Thoughts: This book seemed daunting at first with an astounding amount of scientific bits and pieces that fit into the weight loss puzzle. I don’t imagine anyone needs to know all of this in order to lose weight, but who knows which specific piece is going to be the one that makes it all fit for you or me? Fortunately, lots of diagrams and cartoons make it all more accessible. I loved learning that leptin, the hormone of satisfaction, increases as a result of a thirty minute walk. You might find the suggestion to increase small intestine fullness by eating seventy calories worth of nuts about twenty-five minutes before a meal to be invaluable.
One of the reasons that I chose this book was a friend mentioned that the autopilot strategy really worked for her. The idea is to quit over-thinking food choices. Instead, eat roughly the same thing for all meals and snacks before supper. I was doing that to a degree before, but I worried about the opposite advice one sometimes gets about making sure there’s variety in the diet. After reading this book, I’m doing autopilot more and worrying less. After all, just because I eat a giant salad every day at lunch doesn’t mean it’s the exact same salad every day. I get plenty of variety and thinking about food less really helps!
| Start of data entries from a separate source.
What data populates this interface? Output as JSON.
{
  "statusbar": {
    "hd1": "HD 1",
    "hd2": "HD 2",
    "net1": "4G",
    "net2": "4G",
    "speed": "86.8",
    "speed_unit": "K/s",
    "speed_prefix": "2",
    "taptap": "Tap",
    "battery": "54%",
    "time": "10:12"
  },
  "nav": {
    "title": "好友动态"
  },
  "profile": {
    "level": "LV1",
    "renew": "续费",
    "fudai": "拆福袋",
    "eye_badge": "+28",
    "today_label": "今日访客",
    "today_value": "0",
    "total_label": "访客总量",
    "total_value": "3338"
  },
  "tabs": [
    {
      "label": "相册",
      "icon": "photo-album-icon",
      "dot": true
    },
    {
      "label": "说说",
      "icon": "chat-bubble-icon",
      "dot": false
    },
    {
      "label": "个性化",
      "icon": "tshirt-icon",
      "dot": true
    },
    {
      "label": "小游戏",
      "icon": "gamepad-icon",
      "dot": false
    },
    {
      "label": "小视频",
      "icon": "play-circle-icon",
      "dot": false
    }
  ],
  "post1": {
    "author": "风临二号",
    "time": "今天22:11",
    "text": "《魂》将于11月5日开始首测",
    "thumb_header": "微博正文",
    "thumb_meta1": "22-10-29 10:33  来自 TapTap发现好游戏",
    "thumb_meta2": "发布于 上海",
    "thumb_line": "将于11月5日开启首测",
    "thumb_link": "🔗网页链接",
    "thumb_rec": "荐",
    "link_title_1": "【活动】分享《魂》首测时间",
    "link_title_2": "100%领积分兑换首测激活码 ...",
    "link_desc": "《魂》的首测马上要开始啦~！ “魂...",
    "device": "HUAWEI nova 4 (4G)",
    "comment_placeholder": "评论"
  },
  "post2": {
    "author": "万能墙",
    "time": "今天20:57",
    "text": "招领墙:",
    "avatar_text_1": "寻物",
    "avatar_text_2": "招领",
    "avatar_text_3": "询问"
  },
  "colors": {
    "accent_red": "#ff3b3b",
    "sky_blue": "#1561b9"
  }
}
I loved the analogy of a Perfect Storm that they use in Chapter 10, making the case that losing weight in our current environment is hard because there are so many factors conspiring against us. It takes many strategies, not just will power, to survive that storm.
The actual diet and activity plan looks doable, even fun, in its way.
Appeal: This will appeal, especially, to Dr. Oz fans but is really a good general approach to weight loss covering all of the bases — the science of the body and the brain, the environmental challenges and opportunities, and the emotional and behavioral changes required for success.
Have you read this book? What did you think?